[DESCRIPTION OF THE TASK]: Please state how many lines of the records hold the string "icon", giving nothing but the number.

Page and application data records:
'''
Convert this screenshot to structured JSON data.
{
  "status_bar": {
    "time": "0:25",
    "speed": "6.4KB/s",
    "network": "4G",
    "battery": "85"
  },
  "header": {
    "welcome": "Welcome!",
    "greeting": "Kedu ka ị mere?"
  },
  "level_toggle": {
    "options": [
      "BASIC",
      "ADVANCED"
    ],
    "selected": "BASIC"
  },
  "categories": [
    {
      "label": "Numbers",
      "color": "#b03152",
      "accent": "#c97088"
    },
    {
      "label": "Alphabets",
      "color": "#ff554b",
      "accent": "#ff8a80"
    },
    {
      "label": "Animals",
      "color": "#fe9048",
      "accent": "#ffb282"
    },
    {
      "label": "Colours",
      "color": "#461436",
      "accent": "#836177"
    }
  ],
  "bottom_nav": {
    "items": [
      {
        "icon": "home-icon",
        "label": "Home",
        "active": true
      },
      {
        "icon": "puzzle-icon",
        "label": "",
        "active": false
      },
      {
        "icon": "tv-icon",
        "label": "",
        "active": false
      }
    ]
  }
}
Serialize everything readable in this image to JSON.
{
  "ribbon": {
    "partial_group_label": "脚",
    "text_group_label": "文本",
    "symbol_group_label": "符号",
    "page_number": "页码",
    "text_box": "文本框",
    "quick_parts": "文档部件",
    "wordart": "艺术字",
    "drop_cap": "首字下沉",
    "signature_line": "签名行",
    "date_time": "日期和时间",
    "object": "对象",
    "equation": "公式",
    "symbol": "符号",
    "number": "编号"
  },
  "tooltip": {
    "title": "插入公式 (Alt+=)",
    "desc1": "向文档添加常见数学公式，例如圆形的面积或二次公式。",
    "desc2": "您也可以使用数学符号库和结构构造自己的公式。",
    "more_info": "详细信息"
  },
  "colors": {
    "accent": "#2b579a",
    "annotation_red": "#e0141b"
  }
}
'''
[OUTPUT OF THE EXERCISE]: 3